▸ DATA RECORDS:
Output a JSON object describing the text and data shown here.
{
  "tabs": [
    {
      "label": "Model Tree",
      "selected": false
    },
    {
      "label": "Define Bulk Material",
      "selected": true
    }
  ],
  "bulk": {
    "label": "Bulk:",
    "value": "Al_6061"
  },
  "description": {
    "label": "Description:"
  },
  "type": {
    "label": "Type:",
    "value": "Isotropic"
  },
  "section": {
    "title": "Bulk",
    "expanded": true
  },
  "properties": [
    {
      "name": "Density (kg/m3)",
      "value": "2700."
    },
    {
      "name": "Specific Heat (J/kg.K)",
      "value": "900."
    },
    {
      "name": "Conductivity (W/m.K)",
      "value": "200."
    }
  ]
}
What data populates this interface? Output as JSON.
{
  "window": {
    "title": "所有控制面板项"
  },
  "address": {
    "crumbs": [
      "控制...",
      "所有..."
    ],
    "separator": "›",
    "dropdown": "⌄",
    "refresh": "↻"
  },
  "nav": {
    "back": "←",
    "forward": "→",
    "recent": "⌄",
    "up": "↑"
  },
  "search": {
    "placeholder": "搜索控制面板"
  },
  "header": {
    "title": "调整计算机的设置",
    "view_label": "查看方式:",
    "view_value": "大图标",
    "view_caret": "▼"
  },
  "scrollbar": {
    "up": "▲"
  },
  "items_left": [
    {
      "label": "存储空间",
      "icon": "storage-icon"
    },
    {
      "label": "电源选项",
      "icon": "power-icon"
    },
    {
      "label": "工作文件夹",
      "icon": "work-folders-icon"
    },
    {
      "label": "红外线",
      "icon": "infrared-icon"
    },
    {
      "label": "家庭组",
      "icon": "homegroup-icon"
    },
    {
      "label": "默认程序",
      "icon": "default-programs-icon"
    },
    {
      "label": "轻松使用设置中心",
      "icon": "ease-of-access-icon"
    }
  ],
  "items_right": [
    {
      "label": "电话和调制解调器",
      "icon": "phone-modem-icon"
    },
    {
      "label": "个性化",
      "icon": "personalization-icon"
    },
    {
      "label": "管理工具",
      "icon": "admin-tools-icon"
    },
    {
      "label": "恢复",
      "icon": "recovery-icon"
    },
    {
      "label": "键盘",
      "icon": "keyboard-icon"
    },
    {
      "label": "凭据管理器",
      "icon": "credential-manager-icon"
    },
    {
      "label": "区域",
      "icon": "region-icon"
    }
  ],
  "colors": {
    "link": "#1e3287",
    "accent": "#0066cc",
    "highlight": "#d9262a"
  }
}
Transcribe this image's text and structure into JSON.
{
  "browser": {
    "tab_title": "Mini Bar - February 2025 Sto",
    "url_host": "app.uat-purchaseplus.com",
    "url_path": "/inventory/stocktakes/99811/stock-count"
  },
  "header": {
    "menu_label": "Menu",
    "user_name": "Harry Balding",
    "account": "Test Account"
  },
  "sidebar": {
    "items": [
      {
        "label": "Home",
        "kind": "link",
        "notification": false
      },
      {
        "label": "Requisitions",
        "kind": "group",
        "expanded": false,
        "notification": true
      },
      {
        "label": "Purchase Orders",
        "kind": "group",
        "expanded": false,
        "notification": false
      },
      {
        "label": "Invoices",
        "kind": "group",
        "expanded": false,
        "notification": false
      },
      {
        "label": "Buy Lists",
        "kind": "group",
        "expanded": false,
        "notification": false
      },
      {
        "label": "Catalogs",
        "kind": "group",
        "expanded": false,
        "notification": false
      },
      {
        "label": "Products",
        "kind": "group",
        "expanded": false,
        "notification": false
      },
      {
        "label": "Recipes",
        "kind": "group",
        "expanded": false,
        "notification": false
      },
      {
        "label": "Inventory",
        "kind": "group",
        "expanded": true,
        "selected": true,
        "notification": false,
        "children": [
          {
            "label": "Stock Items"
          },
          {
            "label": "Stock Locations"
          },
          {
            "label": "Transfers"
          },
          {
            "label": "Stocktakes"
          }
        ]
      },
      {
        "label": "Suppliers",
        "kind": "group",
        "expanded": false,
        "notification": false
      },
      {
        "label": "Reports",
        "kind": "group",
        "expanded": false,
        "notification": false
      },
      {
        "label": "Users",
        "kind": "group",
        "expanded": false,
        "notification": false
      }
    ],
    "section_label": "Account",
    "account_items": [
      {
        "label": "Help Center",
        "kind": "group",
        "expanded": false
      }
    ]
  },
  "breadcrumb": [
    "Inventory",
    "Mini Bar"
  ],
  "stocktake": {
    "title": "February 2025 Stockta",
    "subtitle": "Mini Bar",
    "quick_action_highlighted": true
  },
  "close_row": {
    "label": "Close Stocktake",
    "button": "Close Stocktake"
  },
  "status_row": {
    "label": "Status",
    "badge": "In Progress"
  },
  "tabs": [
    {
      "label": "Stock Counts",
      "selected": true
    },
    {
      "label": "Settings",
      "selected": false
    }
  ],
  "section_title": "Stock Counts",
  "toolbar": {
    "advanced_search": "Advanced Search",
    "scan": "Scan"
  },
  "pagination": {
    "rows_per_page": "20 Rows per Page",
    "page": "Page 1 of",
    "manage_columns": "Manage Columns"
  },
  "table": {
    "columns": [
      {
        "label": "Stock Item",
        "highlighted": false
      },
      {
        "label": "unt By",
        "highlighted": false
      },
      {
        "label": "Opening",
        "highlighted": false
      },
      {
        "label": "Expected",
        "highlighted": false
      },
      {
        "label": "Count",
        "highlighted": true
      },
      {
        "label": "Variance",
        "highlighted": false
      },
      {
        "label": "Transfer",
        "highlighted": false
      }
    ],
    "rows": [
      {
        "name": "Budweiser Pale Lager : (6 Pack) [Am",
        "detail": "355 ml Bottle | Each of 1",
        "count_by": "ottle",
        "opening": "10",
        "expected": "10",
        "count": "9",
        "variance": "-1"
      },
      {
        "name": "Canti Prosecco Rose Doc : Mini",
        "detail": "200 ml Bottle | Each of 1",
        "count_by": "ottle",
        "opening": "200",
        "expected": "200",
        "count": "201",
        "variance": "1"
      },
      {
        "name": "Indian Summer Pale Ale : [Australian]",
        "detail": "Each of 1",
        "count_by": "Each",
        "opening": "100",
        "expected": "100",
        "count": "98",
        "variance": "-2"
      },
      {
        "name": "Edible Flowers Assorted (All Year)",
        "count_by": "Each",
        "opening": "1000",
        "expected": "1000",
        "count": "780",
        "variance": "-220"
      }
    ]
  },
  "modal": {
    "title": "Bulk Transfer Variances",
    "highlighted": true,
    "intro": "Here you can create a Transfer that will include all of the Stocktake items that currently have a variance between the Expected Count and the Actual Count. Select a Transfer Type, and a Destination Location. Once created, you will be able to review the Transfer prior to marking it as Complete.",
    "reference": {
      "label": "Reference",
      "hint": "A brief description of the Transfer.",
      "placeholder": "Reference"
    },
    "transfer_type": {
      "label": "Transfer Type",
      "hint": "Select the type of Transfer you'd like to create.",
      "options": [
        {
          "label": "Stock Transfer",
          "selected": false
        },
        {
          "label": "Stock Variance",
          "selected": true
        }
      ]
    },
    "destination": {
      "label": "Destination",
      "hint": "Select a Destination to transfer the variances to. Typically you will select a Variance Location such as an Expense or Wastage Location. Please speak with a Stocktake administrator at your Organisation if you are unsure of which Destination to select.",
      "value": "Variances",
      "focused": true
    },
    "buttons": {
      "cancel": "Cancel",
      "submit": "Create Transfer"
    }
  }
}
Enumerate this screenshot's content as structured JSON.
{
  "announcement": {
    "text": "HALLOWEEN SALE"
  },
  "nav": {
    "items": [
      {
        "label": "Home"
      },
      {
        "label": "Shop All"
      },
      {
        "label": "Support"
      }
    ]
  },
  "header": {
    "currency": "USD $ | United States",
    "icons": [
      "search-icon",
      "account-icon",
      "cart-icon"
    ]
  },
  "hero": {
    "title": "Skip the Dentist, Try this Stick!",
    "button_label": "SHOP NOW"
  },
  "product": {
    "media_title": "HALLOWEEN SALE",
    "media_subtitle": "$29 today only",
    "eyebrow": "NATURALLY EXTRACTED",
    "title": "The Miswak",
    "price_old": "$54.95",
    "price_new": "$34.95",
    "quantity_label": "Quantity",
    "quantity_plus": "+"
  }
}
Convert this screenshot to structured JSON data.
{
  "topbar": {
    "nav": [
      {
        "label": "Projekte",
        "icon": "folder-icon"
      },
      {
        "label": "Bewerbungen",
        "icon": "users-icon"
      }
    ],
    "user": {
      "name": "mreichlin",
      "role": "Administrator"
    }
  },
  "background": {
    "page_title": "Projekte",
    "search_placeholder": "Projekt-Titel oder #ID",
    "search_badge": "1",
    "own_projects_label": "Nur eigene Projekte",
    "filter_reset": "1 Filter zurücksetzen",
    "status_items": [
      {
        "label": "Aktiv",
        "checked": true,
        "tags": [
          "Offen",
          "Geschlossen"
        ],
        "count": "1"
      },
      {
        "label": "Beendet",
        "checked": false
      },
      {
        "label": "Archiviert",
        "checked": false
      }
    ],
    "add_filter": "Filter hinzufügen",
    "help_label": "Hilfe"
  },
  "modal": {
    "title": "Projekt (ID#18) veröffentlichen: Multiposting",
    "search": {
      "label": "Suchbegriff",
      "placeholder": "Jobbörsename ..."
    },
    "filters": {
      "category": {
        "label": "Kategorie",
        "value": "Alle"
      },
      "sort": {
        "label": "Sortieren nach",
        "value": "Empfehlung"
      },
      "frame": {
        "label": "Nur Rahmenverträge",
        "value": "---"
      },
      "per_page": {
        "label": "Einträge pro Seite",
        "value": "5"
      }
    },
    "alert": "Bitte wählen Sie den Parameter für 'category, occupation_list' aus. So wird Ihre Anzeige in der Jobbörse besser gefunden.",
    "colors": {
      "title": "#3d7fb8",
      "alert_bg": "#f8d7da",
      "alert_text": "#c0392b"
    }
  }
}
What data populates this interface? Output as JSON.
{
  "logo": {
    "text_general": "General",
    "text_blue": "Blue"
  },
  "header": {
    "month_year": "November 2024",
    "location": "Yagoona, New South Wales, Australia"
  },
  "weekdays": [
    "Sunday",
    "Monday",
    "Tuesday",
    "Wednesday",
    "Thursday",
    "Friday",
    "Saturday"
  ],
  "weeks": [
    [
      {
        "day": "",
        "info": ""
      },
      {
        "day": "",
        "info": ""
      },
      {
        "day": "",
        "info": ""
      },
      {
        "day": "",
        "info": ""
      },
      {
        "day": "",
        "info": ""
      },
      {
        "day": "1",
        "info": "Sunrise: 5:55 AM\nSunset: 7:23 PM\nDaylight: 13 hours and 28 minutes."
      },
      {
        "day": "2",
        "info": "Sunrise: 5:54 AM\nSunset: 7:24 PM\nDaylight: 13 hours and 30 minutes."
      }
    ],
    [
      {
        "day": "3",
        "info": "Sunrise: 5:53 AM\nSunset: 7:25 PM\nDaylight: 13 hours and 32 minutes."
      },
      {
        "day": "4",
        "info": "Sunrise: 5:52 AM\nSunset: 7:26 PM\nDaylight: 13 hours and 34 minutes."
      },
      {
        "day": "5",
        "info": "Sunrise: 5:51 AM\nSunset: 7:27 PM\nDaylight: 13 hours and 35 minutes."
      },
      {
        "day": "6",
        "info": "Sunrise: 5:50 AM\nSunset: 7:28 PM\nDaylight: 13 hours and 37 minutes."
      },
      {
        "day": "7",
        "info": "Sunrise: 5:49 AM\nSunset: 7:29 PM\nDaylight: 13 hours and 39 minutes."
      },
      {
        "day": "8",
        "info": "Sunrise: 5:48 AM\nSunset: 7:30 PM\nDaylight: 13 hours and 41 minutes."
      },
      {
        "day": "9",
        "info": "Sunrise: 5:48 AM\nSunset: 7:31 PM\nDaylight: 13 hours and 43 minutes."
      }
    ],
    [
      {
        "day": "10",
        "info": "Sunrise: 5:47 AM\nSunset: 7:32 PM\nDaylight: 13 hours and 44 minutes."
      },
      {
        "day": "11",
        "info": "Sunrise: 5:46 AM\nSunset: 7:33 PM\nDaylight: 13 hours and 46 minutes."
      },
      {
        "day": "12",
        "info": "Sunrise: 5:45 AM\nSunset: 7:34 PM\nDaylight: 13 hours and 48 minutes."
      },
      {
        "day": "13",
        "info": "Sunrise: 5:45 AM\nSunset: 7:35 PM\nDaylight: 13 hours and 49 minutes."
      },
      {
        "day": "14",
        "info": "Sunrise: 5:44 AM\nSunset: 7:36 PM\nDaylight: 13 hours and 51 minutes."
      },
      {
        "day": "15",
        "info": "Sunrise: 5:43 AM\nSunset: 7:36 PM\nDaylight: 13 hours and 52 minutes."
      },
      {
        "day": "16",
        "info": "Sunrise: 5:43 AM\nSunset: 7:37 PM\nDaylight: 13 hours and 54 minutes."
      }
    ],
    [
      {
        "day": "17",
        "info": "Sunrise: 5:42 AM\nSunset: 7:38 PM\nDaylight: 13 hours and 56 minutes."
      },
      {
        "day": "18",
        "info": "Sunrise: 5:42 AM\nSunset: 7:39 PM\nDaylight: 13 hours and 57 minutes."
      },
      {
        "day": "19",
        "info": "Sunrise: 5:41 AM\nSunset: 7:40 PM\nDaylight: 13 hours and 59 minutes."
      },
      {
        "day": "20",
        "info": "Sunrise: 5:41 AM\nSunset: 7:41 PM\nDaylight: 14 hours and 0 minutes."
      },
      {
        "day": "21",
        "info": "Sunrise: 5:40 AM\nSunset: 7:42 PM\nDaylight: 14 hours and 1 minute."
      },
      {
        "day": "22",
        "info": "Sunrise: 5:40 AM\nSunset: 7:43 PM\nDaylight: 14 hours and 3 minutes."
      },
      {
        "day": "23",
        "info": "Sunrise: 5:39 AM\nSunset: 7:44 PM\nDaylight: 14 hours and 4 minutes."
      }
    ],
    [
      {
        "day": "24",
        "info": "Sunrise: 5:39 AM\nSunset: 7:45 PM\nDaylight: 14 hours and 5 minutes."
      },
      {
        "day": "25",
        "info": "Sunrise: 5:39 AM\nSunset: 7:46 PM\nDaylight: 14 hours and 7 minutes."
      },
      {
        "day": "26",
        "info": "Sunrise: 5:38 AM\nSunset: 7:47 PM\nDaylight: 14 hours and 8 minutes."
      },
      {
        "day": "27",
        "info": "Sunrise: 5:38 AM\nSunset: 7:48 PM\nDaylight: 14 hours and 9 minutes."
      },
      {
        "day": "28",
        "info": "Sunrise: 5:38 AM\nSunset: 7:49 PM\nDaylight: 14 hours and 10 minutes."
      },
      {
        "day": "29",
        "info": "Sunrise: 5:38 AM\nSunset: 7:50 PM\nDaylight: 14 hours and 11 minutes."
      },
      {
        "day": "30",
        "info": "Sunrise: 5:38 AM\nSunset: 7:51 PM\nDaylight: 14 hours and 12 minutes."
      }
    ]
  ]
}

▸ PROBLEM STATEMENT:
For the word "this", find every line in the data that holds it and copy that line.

▸ FINISHED TASK:
What data populates this interface? Output as JSON.
Transcribe this image's text and structure into JSON.
Enumerate this screenshot's content as structured JSON.
    "title": "Skip the Dentist, Try this Stick!",
Convert this screenshot to structured JSON data.
What data populates this interface? Output as JSON.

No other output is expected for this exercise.